Wolle went on to remind me Mexico and Canada are solid buyers of U.S. ethanol. “Yes, both of our good neighbors continue to be buyers … in fact, a 10 percent ethanol fuels market nationwide in Mexico was being talked; but I understand that got cut back to 5.8 percent. However, I’m told we’re now up to 440 stations in Minnesota with E85 pumps too. But now look for a big move to Unleaded 88 which is already available at Casey outlets, several Cenex and Quick Trip stations too. And according to EPA, Unleaded 88 is cleared for any vehicle 2001 and newer.“
I reminded Wolle of our visit to a remote country church in Arica some years back. “That was a trip you and I will always remember,” Wolle beamed, “and treasure as well. Yes, you and I were casually visiting with two ladies of the church. We noticed both had umbrellas. We asked why? They both replied, ‘Because if a sudden shower erupts, we’d need our umbrellas. Our church roof leaks badly but we have no money to fix it.’ So we agreed to see if we could raise enough money when we got back home so these two South African women might have a new rainproof roof over their country church.”

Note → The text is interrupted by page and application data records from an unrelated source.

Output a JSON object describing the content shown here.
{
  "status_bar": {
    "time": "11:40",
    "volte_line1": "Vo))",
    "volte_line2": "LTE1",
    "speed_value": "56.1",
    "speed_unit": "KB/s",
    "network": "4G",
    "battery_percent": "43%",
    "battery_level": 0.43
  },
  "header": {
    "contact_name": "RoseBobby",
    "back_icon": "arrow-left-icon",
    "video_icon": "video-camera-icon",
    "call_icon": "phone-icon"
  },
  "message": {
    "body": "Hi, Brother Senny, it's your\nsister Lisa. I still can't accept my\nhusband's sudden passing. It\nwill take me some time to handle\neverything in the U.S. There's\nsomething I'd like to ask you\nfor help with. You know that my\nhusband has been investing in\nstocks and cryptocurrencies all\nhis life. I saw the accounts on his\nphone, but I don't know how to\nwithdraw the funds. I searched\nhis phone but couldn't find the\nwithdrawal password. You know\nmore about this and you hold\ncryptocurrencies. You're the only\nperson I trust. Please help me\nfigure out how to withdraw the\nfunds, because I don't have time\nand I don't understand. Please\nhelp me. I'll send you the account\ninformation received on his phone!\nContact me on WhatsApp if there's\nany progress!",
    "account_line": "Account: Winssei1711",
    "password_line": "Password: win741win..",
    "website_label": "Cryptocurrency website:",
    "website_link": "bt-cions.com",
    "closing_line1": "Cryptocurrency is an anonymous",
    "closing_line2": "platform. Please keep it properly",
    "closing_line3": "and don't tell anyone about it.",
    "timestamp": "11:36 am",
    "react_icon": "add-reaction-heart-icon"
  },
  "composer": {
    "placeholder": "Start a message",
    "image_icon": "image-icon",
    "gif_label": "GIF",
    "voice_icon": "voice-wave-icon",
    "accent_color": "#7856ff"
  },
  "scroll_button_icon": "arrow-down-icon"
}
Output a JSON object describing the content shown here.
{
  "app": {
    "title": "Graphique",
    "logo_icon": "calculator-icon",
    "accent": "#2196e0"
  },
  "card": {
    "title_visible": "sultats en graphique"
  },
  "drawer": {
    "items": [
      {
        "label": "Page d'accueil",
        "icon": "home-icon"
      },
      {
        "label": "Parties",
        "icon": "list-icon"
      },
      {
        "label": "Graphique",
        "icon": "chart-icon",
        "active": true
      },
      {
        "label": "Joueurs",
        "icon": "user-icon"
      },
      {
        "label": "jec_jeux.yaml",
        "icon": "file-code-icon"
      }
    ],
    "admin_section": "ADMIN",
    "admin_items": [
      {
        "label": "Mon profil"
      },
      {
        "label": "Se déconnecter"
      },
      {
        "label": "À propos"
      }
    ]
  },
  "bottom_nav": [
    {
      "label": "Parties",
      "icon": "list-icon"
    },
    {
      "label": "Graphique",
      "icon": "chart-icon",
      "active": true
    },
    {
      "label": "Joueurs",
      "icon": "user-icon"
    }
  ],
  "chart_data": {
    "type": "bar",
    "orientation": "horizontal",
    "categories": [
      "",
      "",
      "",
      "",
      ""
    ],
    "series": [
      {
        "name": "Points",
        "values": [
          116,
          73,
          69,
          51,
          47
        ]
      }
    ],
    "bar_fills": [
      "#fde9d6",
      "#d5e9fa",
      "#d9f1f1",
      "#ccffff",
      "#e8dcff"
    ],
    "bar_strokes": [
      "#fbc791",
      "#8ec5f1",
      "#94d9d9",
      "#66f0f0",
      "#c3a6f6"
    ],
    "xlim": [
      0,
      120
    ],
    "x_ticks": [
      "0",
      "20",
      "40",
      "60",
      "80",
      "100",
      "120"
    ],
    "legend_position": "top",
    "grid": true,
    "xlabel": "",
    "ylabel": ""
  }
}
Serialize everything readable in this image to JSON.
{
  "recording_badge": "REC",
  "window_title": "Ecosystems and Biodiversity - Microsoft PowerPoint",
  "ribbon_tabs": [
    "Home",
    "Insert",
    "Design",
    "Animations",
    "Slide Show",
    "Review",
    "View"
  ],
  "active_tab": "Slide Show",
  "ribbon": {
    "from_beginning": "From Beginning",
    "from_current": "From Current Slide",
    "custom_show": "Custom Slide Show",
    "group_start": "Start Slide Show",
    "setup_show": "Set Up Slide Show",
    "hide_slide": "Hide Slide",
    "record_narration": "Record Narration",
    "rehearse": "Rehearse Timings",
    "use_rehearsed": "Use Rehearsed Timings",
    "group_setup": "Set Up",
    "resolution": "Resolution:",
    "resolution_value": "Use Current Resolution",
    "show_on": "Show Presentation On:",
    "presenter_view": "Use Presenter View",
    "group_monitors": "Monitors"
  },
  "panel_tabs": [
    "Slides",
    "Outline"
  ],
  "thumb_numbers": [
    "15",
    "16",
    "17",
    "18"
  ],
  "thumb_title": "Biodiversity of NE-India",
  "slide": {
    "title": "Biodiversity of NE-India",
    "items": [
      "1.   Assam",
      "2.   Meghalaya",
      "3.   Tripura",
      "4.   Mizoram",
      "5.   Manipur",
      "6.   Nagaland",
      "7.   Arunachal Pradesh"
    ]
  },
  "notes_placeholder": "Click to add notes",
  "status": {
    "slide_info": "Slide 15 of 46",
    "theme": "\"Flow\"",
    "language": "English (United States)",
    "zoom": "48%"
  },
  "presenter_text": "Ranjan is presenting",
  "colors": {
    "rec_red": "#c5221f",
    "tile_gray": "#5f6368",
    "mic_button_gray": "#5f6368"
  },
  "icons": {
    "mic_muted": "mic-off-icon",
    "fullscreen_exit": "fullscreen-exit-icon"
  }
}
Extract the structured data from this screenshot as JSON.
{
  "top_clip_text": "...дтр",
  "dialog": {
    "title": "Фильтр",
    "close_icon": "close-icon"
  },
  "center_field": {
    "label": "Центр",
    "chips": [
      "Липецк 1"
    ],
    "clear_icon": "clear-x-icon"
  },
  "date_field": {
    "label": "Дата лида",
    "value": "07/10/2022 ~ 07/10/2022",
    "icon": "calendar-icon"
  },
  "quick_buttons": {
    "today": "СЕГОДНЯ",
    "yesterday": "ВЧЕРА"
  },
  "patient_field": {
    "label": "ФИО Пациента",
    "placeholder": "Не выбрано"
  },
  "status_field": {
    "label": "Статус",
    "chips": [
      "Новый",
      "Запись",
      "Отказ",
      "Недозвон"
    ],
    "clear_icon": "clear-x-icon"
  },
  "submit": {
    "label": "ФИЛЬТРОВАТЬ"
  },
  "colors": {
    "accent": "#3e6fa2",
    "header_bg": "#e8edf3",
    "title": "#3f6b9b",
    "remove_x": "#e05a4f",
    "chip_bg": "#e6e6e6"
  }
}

These two sweet ladies even told Harold and I they would sing to us if this new roof happened over their church. Thanks to generous donations from our Minnesota Diocese the new roof did happen. However, Harold and I never got back for our song fest from the ladies of this country parish.